→ **HOW TO COMPLETE THIS TASK**: Every record, apart from its pictures, should be repeated exactly.

·····

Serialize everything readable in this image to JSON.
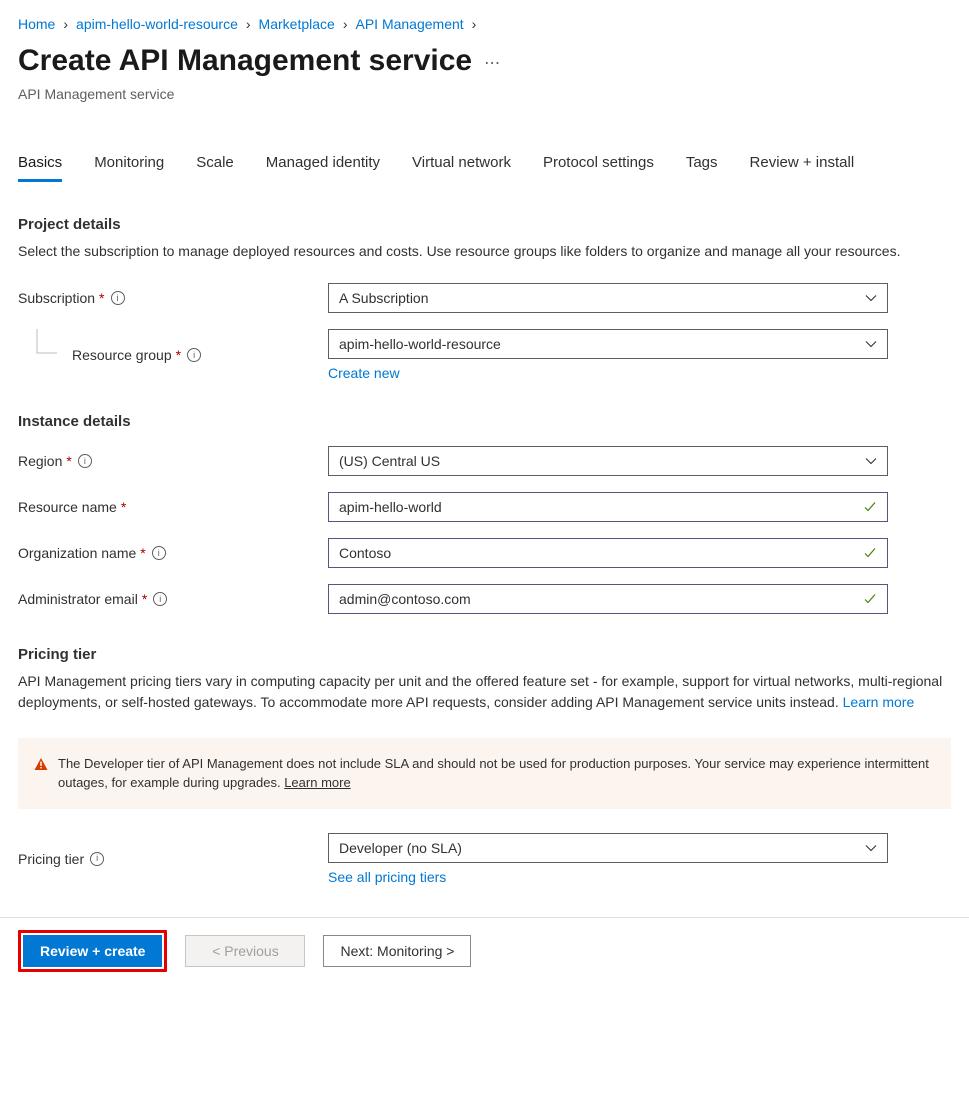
{
  "breadcrumb": [
    "Home",
    "apim-hello-world-resource",
    "Marketplace",
    "API Management"
  ],
  "header": {
    "title": "Create API Management service",
    "subtitle": "API Management service"
  },
  "tabs": [
    "Basics",
    "Monitoring",
    "Scale",
    "Managed identity",
    "Virtual network",
    "Protocol settings",
    "Tags",
    "Review + install"
  ],
  "projectDetails": {
    "heading": "Project details",
    "desc": "Select the subscription to manage deployed resources and costs. Use resource groups like folders to organize and manage all your resources.",
    "subscriptionLabel": "Subscription",
    "subscriptionValue": "A Subscription",
    "resourceGroupLabel": "Resource group",
    "resourceGroupValue": "apim-hello-world-resource",
    "createNew": "Create new"
  },
  "instanceDetails": {
    "heading": "Instance details",
    "regionLabel": "Region",
    "regionValue": "(US) Central US",
    "resourceNameLabel": "Resource name",
    "resourceNameValue": "apim-hello-world",
    "orgNameLabel": "Organization name",
    "orgNameValue": "Contoso",
    "adminEmailLabel": "Administrator email",
    "adminEmailValue": "admin@contoso.com"
  },
  "pricingTier": {
    "heading": "Pricing tier",
    "desc": "API Management pricing tiers vary in computing capacity per unit and the offered feature set - for example, support for virtual networks, multi-regional deployments, or self-hosted gateways. To accommodate more API requests, consider adding API Management service units instead. ",
    "learnMore": "Learn more",
    "warningText": "The Developer tier of API Management does not include SLA and should not be used for production purposes. Your service may experience intermittent outages, for example during upgrades. ",
    "warningLink": "Learn more",
    "tierLabel": "Pricing tier",
    "tierValue": "Developer (no SLA)",
    "seeAll": "See all pricing tiers"
  },
  "footer": {
    "reviewCreate": "Review + create",
    "previous": "< Previous",
    "next": "Next: Monitoring >"
  }
}
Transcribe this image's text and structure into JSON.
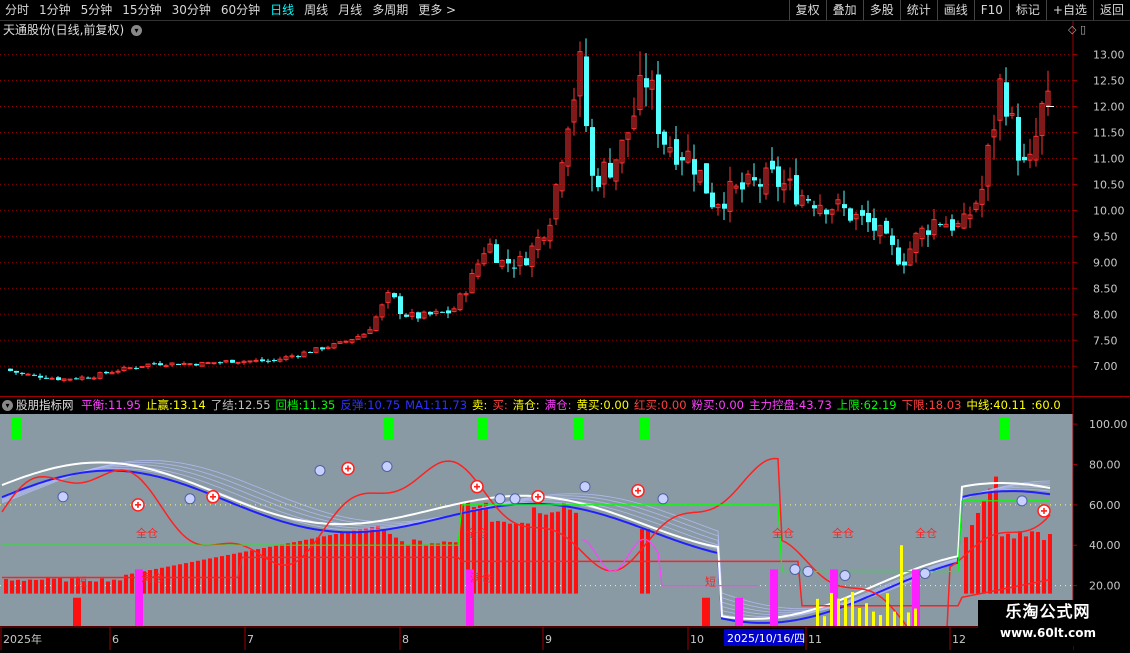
{
  "toolbar": {
    "periods": [
      "分时",
      "1分钟",
      "5分钟",
      "15分钟",
      "30分钟",
      "60分钟",
      "日线",
      "周线",
      "月线",
      "多周期",
      "更多 >"
    ],
    "active_period": "日线",
    "right_buttons": [
      "复权",
      "叠加",
      "多股",
      "统计",
      "画线",
      "F10",
      "标记",
      "+自选",
      "返回"
    ]
  },
  "price_panel": {
    "title": "天通股份(日线,前复权)",
    "menu_icon": "chevron-down-icon",
    "y_ticks": [
      "13.00",
      "12.50",
      "12.00",
      "11.50",
      "11.00",
      "10.50",
      "10.00",
      "9.50",
      "9.00",
      "8.50",
      "8.00",
      "7.50",
      "7.00"
    ],
    "y_range": [
      6.6,
      13.3
    ],
    "colors": {
      "up": "#ff3232",
      "down": "#54ffff",
      "grid": "#8b0000"
    }
  },
  "indicator_panel": {
    "name": "股朋指标网",
    "legend": [
      {
        "label": "平衡:",
        "value": "11.95",
        "color": "#ff40ff"
      },
      {
        "label": "止赢:",
        "value": "13.14",
        "color": "#ffff00"
      },
      {
        "label": "了结:",
        "value": "12.55",
        "color": "#c0c0c0"
      },
      {
        "label": "回档:",
        "value": "11.35",
        "color": "#00ff00"
      },
      {
        "label": "反弹:",
        "value": "10.75",
        "color": "#3030ff"
      },
      {
        "label": "MA1:",
        "value": "11.73",
        "color": "#3030ff"
      },
      {
        "label": "卖:",
        "value": "",
        "color": "#ffff00"
      },
      {
        "label": "买:",
        "value": "",
        "color": "#ff4040"
      },
      {
        "label": "清仓:",
        "value": "",
        "color": "#ffff00"
      },
      {
        "label": "满仓:",
        "value": "",
        "color": "#ff40ff"
      },
      {
        "label": "黄买:",
        "value": "0.00",
        "color": "#ffff00"
      },
      {
        "label": "红买:",
        "value": "0.00",
        "color": "#ff4040"
      },
      {
        "label": "粉买:",
        "value": "0.00",
        "color": "#ff40ff"
      },
      {
        "label": "主力控盘:",
        "value": "43.73",
        "color": "#ff40ff"
      },
      {
        "label": "上限:",
        "value": "62.19",
        "color": "#00ff00"
      },
      {
        "label": "下限:",
        "value": "18.03",
        "color": "#ff4040"
      },
      {
        "label": "中线:",
        "value": "40.11",
        "color": "#ffff00"
      },
      {
        "label": ":",
        "value": "60.0",
        "color": "#ffff00"
      }
    ],
    "y_ticks": [
      "100.00",
      "80.00",
      "60.00",
      "40.00",
      "20.00"
    ],
    "markers": {
      "full": "全仓",
      "full2": "满仓",
      "short": "短"
    }
  },
  "x_axis": {
    "labels": [
      "2025年",
      "6",
      "7",
      "8",
      "9",
      "10",
      "11",
      "12"
    ],
    "cursor_date": "2025/10/16/四"
  },
  "watermark": {
    "line1": "乐淘公式网",
    "line2": "www.60lt.com"
  }
}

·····

→ **ANSWER SPACE**:
Serialize everything readable in this image to JSON.
{
  "breadcrumb": [
    "Home",
    "apim-hello-world-resource",
    "Marketplace",
    "API Management"
  ],
  "header": {
    "title": "Create API Management service",
    "subtitle": "API Management service"
  },
  "tabs": [
    "Basics",
    "Monitoring",
    "Scale",
    "Managed identity",
    "Virtual network",
    "Protocol settings",
    "Tags",
    "Review + install"
  ],
  "projectDetails": {
    "heading": "Project details",
    "desc": "Select the subscription to manage deployed resources and costs. Use resource groups like folders to organize and manage all your resources.",
    "subscriptionLabel": "Subscription",
    "subscriptionValue": "A Subscription",
    "resourceGroupLabel": "Resource group",
    "resourceGroupValue": "apim-hello-world-resource",
    "createNew": "Create new"
  },
  "instanceDetails": {
    "heading": "Instance details",
    "regionLabel": "Region",
    "regionValue": "(US) Central US",
    "resourceNameLabel": "Resource name",
    "resourceNameValue": "apim-hello-world",
    "orgNameLabel": "Organization name",
    "orgNameValue": "Contoso",
    "adminEmailLabel": "Administrator email",
    "adminEmailValue": "admin@contoso.com"
  },
  "pricingTier": {
    "heading": "Pricing tier",
    "desc": "API Management pricing tiers vary in computing capacity per unit and the offered feature set - for example, support for virtual networks, multi-regional deployments, or self-hosted gateways. To accommodate more API requests, consider adding API Management service units instead. ",
    "learnMore": "Learn more",
    "warningText": "The Developer tier of API Management does not include SLA and should not be used for production purposes. Your service may experience intermittent outages, for example during upgrades. ",
    "warningLink": "Learn more",
    "tierLabel": "Pricing tier",
    "tierValue": "Developer (no SLA)",
    "seeAll": "See all pricing tiers"
  },
  "footer": {
    "reviewCreate": "Review + create",
    "previous": "< Previous",
    "next": "Next: Monitoring >"
  }
}
Transcribe this image's text and structure into JSON.
{
  "toolbar": {
    "periods": [
      "分时",
      "1分钟",
      "5分钟",
      "15分钟",
      "30分钟",
      "60分钟",
      "日线",
      "周线",
      "月线",
      "多周期",
      "更多 >"
    ],
    "active_period": "日线",
    "right_buttons": [
      "复权",
      "叠加",
      "多股",
      "统计",
      "画线",
      "F10",
      "标记",
      "+自选",
      "返回"
    ]
  },
  "price_panel": {
    "title": "天通股份(日线,前复权)",
    "menu_icon": "chevron-down-icon",
    "y_ticks": [
      "13.00",
      "12.50",
      "12.00",
      "11.50",
      "11.00",
      "10.50",
      "10.00",
      "9.50",
      "9.00",
      "8.50",
      "8.00",
      "7.50",
      "7.00"
    ],
    "y_range": [
      6.6,
      13.3
    ],
    "colors": {
      "up": "#ff3232",
      "down": "#54ffff",
      "grid": "#8b0000"
    }
  },
  "indicator_panel": {
    "name": "股朋指标网",
    "legend": [
      {
        "label": "平衡:",
        "value": "11.95",
        "color": "#ff40ff"
      },
      {
        "label": "止赢:",
        "value": "13.14",
        "color": "#ffff00"
      },
      {
        "label": "了结:",
        "value": "12.55",
        "color": "#c0c0c0"
      },
      {
        "label": "回档:",
        "value": "11.35",
        "color": "#00ff00"
      },
      {
        "label": "反弹:",
        "value": "10.75",
        "color": "#3030ff"
      },
      {
        "label": "MA1:",
        "value": "11.73",
        "color": "#3030ff"
      },
      {
        "label": "卖:",
        "value": "",
        "color": "#ffff00"
      },
      {
        "label": "买:",
        "value": "",
        "color": "#ff4040"
      },
      {
        "label": "清仓:",
        "value": "",
        "color": "#ffff00"
      },
      {
        "label": "满仓:",
        "value": "",
        "color": "#ff40ff"
      },
      {
        "label": "黄买:",
        "value": "0.00",
        "color": "#ffff00"
      },
      {
        "label": "红买:",
        "value": "0.00",
        "color": "#ff4040"
      },
      {
        "label": "粉买:",
        "value": "0.00",
        "color": "#ff40ff"
      },
      {
        "label": "主力控盘:",
        "value": "43.73",
        "color": "#ff40ff"
      },
      {
        "label": "上限:",
        "value": "62.19",
        "color": "#00ff00"
      },
      {
        "label": "下限:",
        "value": "18.03",
        "color": "#ff4040"
      },
      {
        "label": "中线:",
        "value": "40.11",
        "color": "#ffff00"
      },
      {
        "label": ":",
        "value": "60.0",
        "color": "#ffff00"
      }
    ],
    "y_ticks": [
      "100.00",
      "80.00",
      "60.00",
      "40.00",
      "20.00"
    ],
    "markers": {
      "full": "全仓",
      "full2": "满仓",
      "short": "短"
    }
  },
  "x_axis": {
    "labels": [
      "2025年",
      "6",
      "7",
      "8",
      "9",
      "10",
      "11",
      "12"
    ],
    "cursor_date": "2025/10/16/四"
  },
  "watermark": {
    "line1": "乐淘公式网",
    "line2": "www.60lt.com"
  }
}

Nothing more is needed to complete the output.